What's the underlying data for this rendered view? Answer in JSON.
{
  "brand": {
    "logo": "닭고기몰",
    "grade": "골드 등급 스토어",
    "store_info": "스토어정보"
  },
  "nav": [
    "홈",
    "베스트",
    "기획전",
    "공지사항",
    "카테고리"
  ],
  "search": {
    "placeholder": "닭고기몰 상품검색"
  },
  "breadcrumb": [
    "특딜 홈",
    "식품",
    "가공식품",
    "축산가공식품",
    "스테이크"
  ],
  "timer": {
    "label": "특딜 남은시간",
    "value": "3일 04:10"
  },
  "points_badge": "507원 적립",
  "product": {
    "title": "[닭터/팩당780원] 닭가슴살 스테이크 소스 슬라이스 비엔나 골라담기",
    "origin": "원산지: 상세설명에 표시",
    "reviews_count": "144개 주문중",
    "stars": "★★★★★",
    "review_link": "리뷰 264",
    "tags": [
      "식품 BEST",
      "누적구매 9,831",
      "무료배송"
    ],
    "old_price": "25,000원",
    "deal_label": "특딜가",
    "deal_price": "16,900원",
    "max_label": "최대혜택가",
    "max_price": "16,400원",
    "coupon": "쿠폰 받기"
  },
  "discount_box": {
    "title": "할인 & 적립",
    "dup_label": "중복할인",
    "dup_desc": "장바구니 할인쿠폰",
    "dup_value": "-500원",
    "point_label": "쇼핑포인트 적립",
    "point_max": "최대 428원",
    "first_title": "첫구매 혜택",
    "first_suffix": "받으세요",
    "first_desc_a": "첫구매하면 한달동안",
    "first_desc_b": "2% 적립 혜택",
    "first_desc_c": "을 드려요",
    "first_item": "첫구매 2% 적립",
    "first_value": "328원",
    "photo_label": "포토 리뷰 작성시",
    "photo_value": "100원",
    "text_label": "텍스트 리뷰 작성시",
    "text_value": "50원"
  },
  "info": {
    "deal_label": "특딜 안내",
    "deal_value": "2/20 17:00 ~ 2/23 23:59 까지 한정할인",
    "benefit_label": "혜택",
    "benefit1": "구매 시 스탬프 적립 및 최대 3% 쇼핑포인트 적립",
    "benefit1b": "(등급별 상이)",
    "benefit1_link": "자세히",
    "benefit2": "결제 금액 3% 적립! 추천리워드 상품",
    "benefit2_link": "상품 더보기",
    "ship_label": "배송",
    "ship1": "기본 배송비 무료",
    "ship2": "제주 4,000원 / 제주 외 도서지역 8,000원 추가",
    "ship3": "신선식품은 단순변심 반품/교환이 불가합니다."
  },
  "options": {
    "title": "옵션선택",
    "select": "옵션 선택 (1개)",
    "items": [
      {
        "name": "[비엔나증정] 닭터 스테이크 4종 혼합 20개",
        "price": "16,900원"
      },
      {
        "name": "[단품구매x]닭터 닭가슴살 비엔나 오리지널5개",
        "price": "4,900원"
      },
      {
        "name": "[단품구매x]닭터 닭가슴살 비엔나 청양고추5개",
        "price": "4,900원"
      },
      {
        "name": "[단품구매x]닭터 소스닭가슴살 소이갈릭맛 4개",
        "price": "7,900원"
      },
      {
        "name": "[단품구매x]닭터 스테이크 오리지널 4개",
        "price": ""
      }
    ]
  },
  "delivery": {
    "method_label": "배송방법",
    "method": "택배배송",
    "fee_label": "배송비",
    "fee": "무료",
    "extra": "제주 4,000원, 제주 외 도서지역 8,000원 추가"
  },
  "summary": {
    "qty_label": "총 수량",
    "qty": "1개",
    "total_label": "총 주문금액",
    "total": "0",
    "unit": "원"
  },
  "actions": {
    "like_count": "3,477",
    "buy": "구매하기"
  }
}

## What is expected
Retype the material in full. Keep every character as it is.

## Answer space
What's the underlying data for this rendered view? Answer in JSON.
{
  "brand": {
    "logo": "닭고기몰",
    "grade": "골드 등급 스토어",
    "store_info": "스토어정보"
  },
  "nav": [
    "홈",
    "베스트",
    "기획전",
    "공지사항",
    "카테고리"
  ],
  "search": {
    "placeholder": "닭고기몰 상품검색"
  },
  "breadcrumb": [
    "특딜 홈",
    "식품",
    "가공식품",
    "축산가공식품",
    "스테이크"
  ],
  "timer": {
    "label": "특딜 남은시간",
    "value": "3일 04:10"
  },
  "points_badge": "507원 적립",
  "product": {
    "title": "[닭터/팩당780원] 닭가슴살 스테이크 소스 슬라이스 비엔나 골라담기",
    "origin": "원산지: 상세설명에 표시",
    "reviews_count": "144개 주문중",
    "stars": "★★★★★",
    "review_link": "리뷰 264",
    "tags": [
      "식품 BEST",
      "누적구매 9,831",
      "무료배송"
    ],
    "old_price": "25,000원",
    "deal_label": "특딜가",
    "deal_price": "16,900원",
    "max_label": "최대혜택가",
    "max_price": "16,400원",
    "coupon": "쿠폰 받기"
  },
  "discount_box": {
    "title": "할인 & 적립",
    "dup_label": "중복할인",
    "dup_desc": "장바구니 할인쿠폰",
    "dup_value": "-500원",
    "point_label": "쇼핑포인트 적립",
    "point_max": "최대 428원",
    "first_title": "첫구매 혜택",
    "first_suffix": "받으세요",
    "first_desc_a": "첫구매하면 한달동안",
    "first_desc_b": "2% 적립 혜택",
    "first_desc_c": "을 드려요",
    "first_item": "첫구매 2% 적립",
    "first_value": "328원",
    "photo_label": "포토 리뷰 작성시",
    "photo_value": "100원",
    "text_label": "텍스트 리뷰 작성시",
    "text_value": "50원"
  },
  "info": {
    "deal_label": "특딜 안내",
    "deal_value": "2/20 17:00 ~ 2/23 23:59 까지 한정할인",
    "benefit_label": "혜택",
    "benefit1": "구매 시 스탬프 적립 및 최대 3% 쇼핑포인트 적립",
    "benefit1b": "(등급별 상이)",
    "benefit1_link": "자세히",
    "benefit2": "결제 금액 3% 적립! 추천리워드 상품",
    "benefit2_link": "상품 더보기",
    "ship_label": "배송",
    "ship1": "기본 배송비 무료",
    "ship2": "제주 4,000원 / 제주 외 도서지역 8,000원 추가",
    "ship3": "신선식품은 단순변심 반품/교환이 불가합니다."
  },
  "options": {
    "title": "옵션선택",
    "select": "옵션 선택 (1개)",
    "items": [
      {
        "name": "[비엔나증정] 닭터 스테이크 4종 혼합 20개",
        "price": "16,900원"
      },
      {
        "name": "[단품구매x]닭터 닭가슴살 비엔나 오리지널5개",
        "price": "4,900원"
      },
      {
        "name": "[단품구매x]닭터 닭가슴살 비엔나 청양고추5개",
        "price": "4,900원"
      },
      {
        "name": "[단품구매x]닭터 소스닭가슴살 소이갈릭맛 4개",
        "price": "7,900원"
      },
      {
        "name": "[단품구매x]닭터 스테이크 오리지널 4개",
        "price": ""
      }
    ]
  },
  "delivery": {
    "method_label": "배송방법",
    "method": "택배배송",
    "fee_label": "배송비",
    "fee": "무료",
    "extra": "제주 4,000원, 제주 외 도서지역 8,000원 추가"
  },
  "summary": {
    "qty_label": "총 수량",
    "qty": "1개",
    "total_label": "총 주문금액",
    "total": "0",
    "unit": "원"
  },
  "actions": {
    "like_count": "3,477",
    "buy": "구매하기"
  }
}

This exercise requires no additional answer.